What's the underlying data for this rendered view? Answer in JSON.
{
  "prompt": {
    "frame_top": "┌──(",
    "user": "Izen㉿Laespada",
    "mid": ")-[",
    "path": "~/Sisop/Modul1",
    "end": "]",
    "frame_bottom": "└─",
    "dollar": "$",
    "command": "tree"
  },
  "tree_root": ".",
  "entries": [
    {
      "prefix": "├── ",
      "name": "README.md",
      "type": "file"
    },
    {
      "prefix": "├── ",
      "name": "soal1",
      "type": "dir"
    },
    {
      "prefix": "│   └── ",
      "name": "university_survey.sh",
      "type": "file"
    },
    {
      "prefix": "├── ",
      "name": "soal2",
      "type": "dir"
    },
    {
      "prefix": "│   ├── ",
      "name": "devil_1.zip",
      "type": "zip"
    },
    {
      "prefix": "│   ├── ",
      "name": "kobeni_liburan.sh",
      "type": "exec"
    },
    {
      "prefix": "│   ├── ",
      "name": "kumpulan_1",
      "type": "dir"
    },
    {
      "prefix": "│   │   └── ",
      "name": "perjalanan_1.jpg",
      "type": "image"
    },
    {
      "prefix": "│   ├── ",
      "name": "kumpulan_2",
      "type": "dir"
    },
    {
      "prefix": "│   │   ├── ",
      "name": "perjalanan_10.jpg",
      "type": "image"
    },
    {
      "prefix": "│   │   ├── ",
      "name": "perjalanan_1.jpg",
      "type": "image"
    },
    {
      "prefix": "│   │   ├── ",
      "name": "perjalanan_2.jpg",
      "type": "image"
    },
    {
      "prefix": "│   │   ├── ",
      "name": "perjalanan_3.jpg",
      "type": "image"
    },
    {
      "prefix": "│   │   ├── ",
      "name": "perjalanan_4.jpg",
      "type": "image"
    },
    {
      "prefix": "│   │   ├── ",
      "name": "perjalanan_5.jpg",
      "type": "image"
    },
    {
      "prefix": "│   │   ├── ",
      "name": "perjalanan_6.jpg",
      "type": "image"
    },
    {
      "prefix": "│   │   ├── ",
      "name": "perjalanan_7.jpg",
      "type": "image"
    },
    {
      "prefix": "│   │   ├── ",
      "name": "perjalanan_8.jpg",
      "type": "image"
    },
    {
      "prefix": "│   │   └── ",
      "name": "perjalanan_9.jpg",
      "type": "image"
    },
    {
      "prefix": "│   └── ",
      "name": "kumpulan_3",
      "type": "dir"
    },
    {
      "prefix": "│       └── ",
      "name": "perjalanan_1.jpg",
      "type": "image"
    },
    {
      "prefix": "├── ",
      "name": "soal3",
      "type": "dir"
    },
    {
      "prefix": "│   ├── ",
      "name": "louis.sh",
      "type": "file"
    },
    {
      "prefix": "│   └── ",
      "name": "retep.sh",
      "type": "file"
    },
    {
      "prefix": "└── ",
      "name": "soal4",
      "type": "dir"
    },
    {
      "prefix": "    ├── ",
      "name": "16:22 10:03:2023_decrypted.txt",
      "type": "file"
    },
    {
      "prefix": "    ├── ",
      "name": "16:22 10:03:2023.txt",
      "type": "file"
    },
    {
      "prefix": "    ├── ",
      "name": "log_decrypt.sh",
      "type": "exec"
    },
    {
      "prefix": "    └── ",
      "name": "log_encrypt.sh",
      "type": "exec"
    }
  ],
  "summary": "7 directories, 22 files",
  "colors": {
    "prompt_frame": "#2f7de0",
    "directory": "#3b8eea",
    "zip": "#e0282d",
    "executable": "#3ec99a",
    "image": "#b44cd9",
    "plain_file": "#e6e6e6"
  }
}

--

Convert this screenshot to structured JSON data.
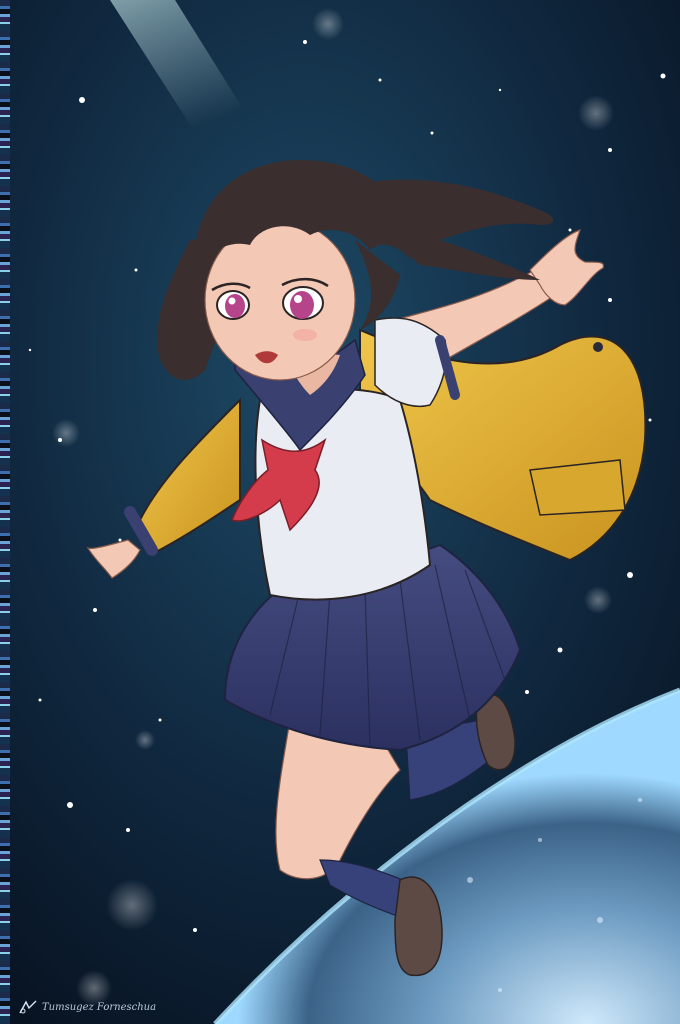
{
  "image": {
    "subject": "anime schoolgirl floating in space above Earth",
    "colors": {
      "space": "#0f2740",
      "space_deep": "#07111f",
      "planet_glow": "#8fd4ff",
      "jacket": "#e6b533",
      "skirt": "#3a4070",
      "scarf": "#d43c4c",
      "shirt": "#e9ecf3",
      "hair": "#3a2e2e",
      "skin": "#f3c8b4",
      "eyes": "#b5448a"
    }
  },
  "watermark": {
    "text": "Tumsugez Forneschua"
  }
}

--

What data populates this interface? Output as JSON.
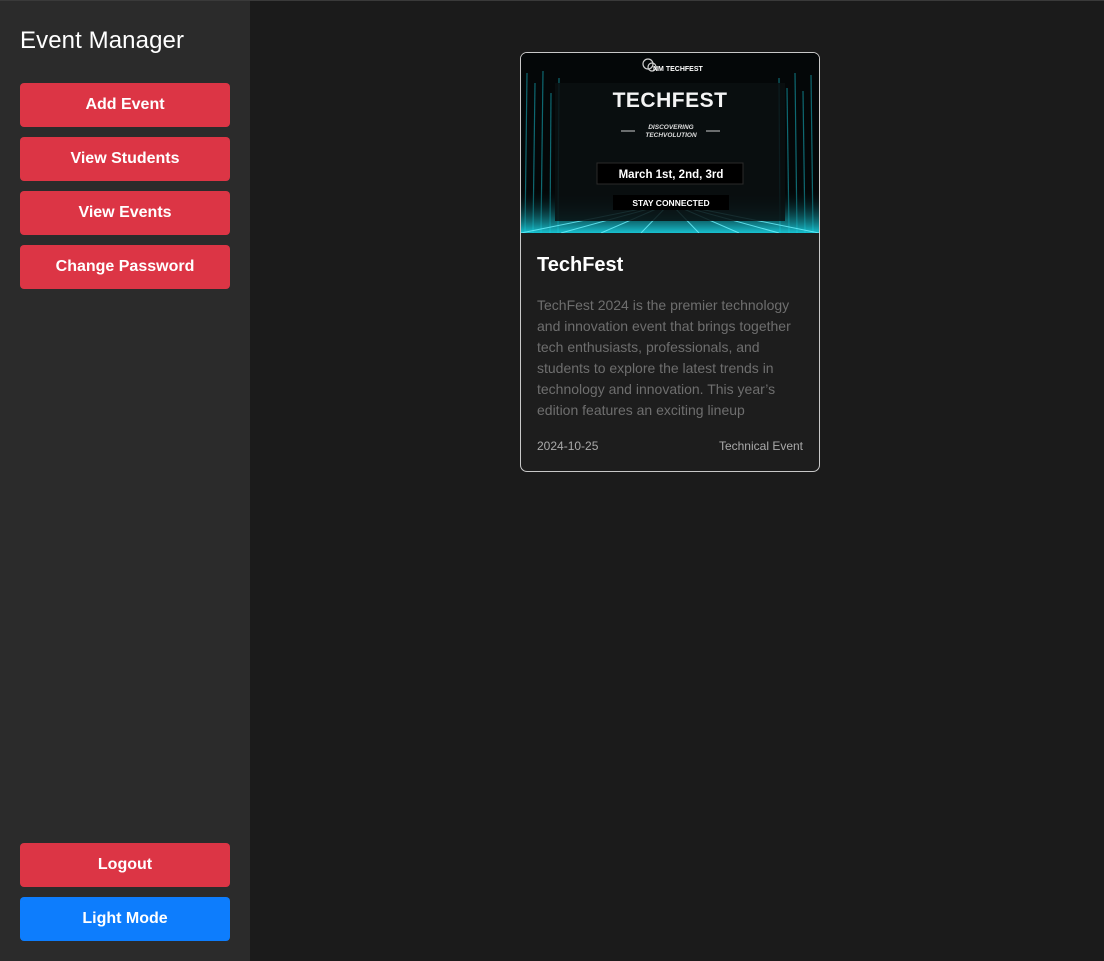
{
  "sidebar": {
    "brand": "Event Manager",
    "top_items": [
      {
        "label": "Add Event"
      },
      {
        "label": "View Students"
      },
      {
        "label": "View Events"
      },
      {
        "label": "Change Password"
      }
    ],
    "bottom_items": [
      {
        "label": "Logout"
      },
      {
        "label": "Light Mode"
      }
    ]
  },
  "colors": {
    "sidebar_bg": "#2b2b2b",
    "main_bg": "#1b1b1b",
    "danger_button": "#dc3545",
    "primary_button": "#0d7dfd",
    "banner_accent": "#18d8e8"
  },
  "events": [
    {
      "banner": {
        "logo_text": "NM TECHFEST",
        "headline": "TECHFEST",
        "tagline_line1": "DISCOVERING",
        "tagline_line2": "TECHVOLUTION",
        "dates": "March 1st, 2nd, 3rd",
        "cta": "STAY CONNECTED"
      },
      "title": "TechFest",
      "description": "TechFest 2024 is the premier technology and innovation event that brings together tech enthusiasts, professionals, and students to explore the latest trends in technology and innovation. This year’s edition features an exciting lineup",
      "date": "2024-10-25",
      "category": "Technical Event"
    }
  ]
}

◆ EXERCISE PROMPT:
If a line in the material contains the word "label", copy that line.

◆ FINISHED TASK:
        "label": "Add Event"
        "label": "View Students"
        "label": "View Events"
        "label": "Change Password"
        "label": "Logout"
        "label": "Light Mode"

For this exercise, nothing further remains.